Colourful gems offer many exciting possibilities for jewellery, but some of them are just too soft for the daily wear-and-tear requirements of engagement rings. Besides their lustrous beauty, diamonds are ideal for everyday wear because they’re tough. In fact, the only material that can scratch a diamond is another diamond.
Moh’s Hardness Scale measures how easily a stone can be scratched, so it’s a helpful tool for engagement ring shoppers. Generally speaking, stones that receive a hardness score of 7.5 or above are good candidates for engagement rings. Anything lower should be avoided.
With the hardness scale in mind, let’s look at birthstones.

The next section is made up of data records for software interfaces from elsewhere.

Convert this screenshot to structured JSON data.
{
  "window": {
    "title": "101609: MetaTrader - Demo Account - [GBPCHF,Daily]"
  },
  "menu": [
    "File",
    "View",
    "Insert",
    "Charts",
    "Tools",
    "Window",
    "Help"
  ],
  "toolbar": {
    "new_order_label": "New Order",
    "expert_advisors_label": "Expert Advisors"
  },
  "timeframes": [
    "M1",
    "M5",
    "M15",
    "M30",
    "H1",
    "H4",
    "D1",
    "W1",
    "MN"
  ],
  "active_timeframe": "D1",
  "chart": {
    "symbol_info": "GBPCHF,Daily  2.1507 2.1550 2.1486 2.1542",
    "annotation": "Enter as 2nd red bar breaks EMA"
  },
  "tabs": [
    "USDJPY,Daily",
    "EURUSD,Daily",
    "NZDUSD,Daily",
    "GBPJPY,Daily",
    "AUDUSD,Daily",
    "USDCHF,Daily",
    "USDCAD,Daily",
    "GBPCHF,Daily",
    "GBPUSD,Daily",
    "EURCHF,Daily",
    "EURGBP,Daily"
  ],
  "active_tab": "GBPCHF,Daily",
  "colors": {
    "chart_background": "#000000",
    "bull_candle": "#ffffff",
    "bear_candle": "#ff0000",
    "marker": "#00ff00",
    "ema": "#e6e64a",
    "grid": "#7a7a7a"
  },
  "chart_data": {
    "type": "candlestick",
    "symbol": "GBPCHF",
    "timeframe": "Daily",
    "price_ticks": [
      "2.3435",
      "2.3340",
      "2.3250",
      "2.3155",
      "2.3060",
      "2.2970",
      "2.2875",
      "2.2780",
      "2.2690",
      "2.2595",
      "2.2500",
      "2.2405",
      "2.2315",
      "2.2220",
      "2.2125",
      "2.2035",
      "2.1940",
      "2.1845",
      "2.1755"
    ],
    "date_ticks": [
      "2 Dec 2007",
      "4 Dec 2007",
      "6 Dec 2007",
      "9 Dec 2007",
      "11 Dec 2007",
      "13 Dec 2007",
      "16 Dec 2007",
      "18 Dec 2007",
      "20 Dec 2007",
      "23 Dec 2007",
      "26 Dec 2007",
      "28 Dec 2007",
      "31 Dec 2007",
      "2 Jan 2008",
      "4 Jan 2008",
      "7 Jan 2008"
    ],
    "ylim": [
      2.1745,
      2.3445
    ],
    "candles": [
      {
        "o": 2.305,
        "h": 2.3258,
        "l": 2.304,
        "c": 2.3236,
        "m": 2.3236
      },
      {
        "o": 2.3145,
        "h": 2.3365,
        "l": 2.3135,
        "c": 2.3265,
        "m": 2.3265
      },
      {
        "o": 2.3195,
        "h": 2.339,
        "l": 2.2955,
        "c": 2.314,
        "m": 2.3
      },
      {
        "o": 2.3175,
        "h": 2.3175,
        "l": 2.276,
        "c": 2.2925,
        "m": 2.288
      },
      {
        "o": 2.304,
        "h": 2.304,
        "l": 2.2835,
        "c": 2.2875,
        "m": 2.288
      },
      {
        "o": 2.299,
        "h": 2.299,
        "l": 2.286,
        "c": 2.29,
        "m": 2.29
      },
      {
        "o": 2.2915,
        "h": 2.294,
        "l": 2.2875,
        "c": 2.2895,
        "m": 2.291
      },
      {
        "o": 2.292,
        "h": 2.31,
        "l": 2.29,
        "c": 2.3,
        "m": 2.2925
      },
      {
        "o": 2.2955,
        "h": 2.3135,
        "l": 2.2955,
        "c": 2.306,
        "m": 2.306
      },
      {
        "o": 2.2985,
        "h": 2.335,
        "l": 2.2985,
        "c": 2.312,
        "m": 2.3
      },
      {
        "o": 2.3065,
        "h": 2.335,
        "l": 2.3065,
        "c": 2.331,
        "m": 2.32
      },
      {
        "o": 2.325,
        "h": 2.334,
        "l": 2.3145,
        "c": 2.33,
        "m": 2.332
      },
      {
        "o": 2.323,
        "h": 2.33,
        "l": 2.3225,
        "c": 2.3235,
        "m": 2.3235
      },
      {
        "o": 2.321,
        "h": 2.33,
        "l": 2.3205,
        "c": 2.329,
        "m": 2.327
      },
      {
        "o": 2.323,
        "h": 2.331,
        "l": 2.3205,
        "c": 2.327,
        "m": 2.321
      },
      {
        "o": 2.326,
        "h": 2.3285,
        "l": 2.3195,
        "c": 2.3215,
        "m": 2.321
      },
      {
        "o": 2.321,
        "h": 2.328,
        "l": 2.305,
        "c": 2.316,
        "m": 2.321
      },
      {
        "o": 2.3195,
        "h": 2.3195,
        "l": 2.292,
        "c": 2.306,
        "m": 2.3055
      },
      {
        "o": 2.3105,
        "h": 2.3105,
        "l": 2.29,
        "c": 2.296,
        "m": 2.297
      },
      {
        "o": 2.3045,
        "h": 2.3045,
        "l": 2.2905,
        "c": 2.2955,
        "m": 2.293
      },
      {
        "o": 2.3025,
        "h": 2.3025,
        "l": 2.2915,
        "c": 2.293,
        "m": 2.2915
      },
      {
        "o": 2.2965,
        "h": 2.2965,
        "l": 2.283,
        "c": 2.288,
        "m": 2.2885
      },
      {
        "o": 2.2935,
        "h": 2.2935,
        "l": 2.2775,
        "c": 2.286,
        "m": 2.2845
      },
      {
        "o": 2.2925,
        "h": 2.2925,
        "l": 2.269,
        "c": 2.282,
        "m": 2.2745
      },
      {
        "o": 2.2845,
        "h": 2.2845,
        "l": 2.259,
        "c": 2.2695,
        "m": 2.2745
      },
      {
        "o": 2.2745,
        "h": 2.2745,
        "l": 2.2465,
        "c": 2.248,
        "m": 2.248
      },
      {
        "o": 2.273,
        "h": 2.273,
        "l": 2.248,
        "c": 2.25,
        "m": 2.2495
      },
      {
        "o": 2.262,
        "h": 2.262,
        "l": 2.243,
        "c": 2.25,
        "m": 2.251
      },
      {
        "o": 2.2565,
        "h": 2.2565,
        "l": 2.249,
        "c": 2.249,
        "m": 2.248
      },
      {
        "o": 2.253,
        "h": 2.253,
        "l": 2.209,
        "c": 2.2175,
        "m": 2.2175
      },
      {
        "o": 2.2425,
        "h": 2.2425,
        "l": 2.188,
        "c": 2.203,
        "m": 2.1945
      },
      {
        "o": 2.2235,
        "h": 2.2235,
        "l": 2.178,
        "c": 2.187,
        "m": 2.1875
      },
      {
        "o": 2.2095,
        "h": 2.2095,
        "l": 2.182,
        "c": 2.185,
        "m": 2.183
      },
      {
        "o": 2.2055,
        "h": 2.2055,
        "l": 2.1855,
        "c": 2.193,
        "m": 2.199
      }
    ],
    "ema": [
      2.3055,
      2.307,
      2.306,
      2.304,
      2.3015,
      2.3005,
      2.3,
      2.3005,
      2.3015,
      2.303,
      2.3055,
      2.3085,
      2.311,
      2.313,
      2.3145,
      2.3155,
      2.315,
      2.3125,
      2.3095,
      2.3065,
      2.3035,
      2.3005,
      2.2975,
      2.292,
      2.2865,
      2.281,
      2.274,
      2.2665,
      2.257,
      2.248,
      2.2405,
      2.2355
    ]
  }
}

Birthstones by Month
Moh’s Hardness Scale: 6.5 - 7.5
Fiery red garnets symbolise peace, prosperity and good health, but they’re not recommended for engagement rings because of their scratchability.
Moh’s Hardness Scale: 7.0
Ranging from iridescent lavender to deep violet, amethysts were as treasured as diamonds for many years. Their softness prevents them from being featured on engagement rings.
Moh’s Hardness Scale: 8.0
Said to represent eternal life, sparkling aquamarine is a good fit for engagement rings. It’s not the hardest gem around, but it’s tough enough to withstand the rigours of daily wear.
Moh’s Hardness Scale: 10
It’s the top of the list, the most common stone used in engagement rings. Diamonds are the classic choice for wedding jewellery.
Moh’s Hardness Scale: 7.5 - 8.0
What do Halle Berry and Olivia Wilde have in common? For one, they wear gorgeous emerald engagement rings. Because emeralds’ hardness is borderline for daily wear, try to choose a stone with as few inclusions as possible for an engagement ring. Fewer inclusions result in increased durability.
June: Pearl, Moonstone and Alexandrite
Moh’s Hardness Scale: Pearl (2.5), Moonstone (6 - 6.5), Alexandrite (8.5)
Fragile pearls and Moonstone, as lovely as they are, just can’t take the hard wear required of engagement rings. Alexandrite, on the other hand, adds opulent shades of green and blue to wedding jewellery.
Moh’s Hardness Scale: 9.0
Ruby’s brilliant red hues perfectly symbolise love, and what could be more fitting for an engagement ring? With a hardness score rivalling classic diamonds, rubies fit the bill.
August: Peridot, Sardonyx and Spinel
Moh’s Hardness Scale: Peridot (7.0), Sardonyx (7.0), Spinel (8.0)
Many people have never heard of Spinel. It’s a striking stone that comes in a wide range of colours, from flaming reds and hot pinks to deep violets and even black.
Moh’s Hardness Scale: 9.0
Perfect for engagement rings, sapphires have a royal feel. The ring shared by Princess Diana and Kate Middleton features a 12-carat oval blue sapphire, but these precious stones also come in pinks yellows and oranges as well.
October: Opal and Tourmaline
Moh’s Hardness Scale: Opal (5.5 - 6.5), Tourmaline (7.0 - 7.5)
Unfortunately, neither of October’s lovely and unique birthstones make the grade for engagement ring hardness, but both can be used to make beautiful jewellery to compliment the engagement ring.
November: Citrine and Topaz
Moh’s Hardness Scale: Citrine (7.0), Topaz (8.0)
Orange, sunny citrine scratches too easily for engagement rings, but topaz is perfect. In fact, the subtle, lustrous blues of topaz gemstones add a dreamy quality to a ring.
December: Tanzanite, Blue Zircon, Turquoise and Blue Topaz
Moh’s Hardness Scale: Tanzanite (6.5 - 7.0), Blue Zircon (7.5), Turquoise (5.0 - 6.0), Blue Topaz (8.0)
December babes are spoilt when it comes to birthstones, but only one, blue topaz, is a solid engagement ring choice. At 7.5 on the scale, blue zircon is debatable, but you’ll want to steer clear of turquoise and blue tanzanite.
Find a trusted jeweller who is a member of the Jewellers Association of Australia (JAA) to help you make that perfect piece. Click here to find a JAA member in your area.
Whatever you choose, insure your carefully chosen engagement ring with JewelCover jewellery insurance. You’ll enjoy worldwide coverage that allows you to return to your original jeweller for repairs or replacement.
Check our prices, and discover how affordable peace of mind can be.